▸ **RECORDS SUPPLIED**
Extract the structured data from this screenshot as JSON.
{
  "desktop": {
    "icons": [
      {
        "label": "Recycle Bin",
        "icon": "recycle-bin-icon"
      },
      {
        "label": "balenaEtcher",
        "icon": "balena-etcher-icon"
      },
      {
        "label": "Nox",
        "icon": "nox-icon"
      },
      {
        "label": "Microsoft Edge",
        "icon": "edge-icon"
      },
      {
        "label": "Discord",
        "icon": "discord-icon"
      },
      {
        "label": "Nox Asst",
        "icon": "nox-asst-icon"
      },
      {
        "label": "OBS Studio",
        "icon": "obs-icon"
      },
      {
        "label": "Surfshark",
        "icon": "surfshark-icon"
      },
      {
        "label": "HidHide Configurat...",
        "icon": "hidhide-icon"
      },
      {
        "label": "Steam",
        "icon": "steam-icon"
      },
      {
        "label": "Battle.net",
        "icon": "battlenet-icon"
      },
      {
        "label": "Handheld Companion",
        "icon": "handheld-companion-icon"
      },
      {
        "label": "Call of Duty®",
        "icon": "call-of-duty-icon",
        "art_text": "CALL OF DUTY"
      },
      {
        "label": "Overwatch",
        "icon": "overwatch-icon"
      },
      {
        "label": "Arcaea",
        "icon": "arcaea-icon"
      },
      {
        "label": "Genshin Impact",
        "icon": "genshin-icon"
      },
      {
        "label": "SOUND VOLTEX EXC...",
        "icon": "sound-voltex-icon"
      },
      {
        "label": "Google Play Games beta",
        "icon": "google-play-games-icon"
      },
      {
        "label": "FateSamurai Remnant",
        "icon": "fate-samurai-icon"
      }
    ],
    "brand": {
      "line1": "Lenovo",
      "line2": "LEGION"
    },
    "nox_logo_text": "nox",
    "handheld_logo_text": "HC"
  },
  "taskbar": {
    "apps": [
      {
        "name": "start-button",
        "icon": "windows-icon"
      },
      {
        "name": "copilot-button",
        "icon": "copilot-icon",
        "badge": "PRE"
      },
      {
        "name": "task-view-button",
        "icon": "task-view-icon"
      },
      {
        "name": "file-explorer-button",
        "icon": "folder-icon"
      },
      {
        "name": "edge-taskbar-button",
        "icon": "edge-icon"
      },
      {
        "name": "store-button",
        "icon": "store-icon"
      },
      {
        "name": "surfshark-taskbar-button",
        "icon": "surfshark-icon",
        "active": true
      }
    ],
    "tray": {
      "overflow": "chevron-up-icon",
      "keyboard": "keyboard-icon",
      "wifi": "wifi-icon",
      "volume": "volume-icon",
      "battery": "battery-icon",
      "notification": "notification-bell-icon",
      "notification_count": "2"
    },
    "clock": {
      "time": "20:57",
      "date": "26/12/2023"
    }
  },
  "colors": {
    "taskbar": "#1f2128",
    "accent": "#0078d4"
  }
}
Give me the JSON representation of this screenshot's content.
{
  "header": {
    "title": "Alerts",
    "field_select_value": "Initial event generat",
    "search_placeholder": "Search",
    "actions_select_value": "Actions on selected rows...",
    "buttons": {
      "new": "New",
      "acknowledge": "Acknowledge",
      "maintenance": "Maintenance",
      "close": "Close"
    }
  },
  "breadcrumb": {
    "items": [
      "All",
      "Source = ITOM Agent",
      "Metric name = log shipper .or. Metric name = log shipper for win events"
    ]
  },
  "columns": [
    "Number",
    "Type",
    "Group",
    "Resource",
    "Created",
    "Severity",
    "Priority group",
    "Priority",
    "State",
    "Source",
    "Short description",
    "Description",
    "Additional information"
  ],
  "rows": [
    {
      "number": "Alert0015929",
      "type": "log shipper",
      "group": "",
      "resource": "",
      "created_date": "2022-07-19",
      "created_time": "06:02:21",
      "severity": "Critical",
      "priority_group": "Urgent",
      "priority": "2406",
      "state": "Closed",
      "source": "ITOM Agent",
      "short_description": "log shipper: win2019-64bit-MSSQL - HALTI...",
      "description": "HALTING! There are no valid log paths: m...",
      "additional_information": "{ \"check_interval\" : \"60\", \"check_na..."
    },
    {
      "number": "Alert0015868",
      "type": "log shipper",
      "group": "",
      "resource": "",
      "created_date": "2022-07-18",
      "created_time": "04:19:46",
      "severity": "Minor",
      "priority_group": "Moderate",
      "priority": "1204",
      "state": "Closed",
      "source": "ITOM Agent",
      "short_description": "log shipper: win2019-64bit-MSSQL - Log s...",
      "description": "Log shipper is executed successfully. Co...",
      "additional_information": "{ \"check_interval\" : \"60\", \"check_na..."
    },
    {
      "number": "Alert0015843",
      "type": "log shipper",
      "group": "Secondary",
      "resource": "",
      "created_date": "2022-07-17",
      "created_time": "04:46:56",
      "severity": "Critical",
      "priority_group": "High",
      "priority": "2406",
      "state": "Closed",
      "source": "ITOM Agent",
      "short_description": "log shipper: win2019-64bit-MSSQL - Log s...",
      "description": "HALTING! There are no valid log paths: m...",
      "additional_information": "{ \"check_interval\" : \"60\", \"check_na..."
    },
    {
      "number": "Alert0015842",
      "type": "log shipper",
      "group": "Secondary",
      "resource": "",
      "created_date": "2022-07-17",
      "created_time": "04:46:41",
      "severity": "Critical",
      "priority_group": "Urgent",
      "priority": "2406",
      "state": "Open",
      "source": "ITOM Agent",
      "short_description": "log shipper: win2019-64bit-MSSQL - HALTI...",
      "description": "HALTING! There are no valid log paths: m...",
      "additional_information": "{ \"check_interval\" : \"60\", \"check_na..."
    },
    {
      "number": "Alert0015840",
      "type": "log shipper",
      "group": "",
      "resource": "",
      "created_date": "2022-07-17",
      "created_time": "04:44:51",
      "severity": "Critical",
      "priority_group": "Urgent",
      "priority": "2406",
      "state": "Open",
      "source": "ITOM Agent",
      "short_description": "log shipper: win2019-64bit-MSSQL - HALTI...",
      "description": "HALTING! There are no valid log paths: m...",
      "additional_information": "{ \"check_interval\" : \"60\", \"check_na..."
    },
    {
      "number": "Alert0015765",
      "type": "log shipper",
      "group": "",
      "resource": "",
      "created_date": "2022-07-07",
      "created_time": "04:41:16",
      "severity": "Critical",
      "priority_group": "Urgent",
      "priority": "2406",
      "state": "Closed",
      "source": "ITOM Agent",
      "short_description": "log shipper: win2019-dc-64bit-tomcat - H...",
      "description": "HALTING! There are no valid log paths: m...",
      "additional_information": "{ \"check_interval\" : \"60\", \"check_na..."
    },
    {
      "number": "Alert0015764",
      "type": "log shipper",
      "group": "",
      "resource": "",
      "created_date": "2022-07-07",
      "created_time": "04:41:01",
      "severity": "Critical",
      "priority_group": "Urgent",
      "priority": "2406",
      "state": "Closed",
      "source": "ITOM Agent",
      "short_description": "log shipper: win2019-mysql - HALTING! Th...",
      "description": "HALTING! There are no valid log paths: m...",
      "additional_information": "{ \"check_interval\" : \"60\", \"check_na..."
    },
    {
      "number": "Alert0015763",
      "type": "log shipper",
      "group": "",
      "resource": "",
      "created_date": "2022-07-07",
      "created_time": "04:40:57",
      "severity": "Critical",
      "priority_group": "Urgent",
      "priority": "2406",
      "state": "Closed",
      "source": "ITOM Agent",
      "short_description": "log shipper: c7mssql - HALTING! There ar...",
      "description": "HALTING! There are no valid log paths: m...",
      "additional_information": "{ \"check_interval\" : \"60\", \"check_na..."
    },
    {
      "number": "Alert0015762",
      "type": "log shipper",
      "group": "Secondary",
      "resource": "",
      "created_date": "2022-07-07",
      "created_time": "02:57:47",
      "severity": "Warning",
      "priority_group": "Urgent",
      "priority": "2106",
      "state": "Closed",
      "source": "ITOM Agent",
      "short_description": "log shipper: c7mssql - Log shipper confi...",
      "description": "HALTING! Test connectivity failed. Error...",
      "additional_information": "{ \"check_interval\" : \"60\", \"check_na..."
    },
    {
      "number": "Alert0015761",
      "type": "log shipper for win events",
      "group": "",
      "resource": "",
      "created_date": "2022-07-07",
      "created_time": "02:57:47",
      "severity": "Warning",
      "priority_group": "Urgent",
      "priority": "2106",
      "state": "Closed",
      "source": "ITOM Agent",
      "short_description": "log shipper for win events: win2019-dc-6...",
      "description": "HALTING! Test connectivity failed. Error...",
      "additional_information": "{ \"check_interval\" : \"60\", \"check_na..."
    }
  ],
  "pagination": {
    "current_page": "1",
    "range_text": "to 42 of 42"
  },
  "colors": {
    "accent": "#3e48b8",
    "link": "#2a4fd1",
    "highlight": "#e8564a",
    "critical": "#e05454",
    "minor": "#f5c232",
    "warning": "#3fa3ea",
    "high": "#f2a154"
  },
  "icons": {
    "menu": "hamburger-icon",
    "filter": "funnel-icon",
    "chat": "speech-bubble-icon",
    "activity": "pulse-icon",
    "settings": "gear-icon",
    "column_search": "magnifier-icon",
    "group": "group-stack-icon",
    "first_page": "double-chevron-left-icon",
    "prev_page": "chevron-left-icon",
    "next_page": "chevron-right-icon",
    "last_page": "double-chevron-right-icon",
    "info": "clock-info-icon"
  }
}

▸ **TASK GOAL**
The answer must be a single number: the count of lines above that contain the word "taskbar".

▸ **TASK SOLUTION**
4